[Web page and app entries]
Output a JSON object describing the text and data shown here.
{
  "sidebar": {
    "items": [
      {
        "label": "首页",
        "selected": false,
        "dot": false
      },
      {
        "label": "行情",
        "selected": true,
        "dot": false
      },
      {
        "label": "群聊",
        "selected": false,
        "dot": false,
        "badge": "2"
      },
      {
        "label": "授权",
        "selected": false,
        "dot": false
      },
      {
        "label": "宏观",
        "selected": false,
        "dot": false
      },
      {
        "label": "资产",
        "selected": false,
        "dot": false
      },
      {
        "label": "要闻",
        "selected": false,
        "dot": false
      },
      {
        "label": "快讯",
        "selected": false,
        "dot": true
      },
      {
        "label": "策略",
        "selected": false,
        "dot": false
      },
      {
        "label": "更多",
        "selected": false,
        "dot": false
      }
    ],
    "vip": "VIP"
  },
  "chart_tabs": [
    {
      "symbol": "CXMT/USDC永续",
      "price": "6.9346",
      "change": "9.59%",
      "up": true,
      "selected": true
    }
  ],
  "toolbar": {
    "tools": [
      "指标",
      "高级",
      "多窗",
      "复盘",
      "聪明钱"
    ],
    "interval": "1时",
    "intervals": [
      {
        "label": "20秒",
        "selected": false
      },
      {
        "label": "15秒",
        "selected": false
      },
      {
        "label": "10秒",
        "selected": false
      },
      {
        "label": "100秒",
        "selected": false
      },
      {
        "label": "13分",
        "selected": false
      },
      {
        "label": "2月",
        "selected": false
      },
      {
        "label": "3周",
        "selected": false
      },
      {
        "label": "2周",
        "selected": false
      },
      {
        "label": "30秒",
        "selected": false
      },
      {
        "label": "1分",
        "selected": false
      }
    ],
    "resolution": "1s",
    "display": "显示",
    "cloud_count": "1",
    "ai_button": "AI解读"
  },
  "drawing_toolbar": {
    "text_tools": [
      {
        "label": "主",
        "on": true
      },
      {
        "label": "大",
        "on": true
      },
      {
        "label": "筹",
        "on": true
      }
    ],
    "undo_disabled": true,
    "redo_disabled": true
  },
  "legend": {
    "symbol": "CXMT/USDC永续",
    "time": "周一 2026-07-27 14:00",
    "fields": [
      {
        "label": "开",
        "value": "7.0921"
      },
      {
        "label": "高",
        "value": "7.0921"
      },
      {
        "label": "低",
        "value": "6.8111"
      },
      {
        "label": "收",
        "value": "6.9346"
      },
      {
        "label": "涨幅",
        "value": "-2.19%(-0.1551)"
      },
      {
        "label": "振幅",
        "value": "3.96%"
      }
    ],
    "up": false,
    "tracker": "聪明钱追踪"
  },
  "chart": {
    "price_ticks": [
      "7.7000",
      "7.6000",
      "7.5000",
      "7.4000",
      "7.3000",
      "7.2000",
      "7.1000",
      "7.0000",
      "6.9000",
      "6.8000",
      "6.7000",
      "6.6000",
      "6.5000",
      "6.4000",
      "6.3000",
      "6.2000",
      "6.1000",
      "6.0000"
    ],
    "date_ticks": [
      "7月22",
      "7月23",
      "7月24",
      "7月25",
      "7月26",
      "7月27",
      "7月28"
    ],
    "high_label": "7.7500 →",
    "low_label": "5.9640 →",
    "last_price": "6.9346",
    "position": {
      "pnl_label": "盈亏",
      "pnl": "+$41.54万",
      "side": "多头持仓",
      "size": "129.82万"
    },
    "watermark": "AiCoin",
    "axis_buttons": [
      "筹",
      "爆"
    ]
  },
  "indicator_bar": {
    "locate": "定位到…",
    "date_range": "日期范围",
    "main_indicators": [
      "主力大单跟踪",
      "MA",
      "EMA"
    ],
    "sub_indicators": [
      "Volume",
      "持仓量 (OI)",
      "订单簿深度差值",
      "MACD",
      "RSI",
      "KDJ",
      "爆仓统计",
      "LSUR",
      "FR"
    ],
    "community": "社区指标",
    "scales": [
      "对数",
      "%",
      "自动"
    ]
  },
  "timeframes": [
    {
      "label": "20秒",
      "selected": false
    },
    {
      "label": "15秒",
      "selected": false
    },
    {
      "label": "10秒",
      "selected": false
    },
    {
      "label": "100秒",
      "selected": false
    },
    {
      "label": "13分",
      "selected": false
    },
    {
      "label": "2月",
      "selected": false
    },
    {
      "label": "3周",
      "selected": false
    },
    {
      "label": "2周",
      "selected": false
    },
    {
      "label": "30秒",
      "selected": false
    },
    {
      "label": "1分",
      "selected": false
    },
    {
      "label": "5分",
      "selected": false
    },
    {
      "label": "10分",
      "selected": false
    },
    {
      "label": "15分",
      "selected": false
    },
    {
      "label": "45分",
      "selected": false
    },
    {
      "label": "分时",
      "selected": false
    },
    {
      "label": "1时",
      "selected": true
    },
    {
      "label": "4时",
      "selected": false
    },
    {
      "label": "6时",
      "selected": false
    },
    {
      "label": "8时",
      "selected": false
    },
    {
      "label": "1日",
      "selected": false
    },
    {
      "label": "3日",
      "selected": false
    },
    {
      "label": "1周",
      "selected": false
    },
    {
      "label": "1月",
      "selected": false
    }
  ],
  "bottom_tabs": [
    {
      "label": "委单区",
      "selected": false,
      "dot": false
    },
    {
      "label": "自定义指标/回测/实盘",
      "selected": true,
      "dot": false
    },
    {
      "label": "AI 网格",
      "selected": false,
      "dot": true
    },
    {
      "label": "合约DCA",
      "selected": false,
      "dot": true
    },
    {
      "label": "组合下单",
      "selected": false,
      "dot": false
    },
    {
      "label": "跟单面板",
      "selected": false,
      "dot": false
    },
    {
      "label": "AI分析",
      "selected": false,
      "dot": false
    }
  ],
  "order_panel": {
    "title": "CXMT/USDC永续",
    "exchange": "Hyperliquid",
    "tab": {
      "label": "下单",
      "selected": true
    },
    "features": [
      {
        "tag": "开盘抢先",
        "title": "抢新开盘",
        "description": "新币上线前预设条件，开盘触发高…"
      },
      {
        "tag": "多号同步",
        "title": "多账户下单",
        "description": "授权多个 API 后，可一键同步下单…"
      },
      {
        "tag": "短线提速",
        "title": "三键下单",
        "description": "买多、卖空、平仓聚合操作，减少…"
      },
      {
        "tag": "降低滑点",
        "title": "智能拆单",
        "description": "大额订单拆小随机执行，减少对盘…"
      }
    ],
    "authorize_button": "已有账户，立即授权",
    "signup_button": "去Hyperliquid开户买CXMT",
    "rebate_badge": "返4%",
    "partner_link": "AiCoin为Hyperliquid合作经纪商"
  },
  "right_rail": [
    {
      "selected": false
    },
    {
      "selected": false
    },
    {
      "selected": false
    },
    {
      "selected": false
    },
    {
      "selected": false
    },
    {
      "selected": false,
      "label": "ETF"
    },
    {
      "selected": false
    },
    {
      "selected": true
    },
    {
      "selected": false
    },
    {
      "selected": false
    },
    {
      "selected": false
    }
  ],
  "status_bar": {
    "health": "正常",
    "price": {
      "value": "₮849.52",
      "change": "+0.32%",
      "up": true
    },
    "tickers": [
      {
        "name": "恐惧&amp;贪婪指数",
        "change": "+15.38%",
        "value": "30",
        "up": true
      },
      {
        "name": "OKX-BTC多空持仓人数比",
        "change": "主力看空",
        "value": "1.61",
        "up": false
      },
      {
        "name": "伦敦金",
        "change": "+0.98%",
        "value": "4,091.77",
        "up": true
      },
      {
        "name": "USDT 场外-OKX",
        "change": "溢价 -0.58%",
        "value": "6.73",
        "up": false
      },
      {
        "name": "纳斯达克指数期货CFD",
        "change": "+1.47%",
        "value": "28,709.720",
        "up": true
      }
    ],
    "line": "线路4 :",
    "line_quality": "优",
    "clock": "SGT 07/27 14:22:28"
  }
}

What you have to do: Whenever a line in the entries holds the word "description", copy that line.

Your response:
        "description": "新币上线前预设条件，开盘触发高…"
        "description": "授权多个 API 后，可一键同步下单…"
        "description": "买多、卖空、平仓聚合操作，减少…"
        "description": "大额订单拆小随机执行，减少对盘…"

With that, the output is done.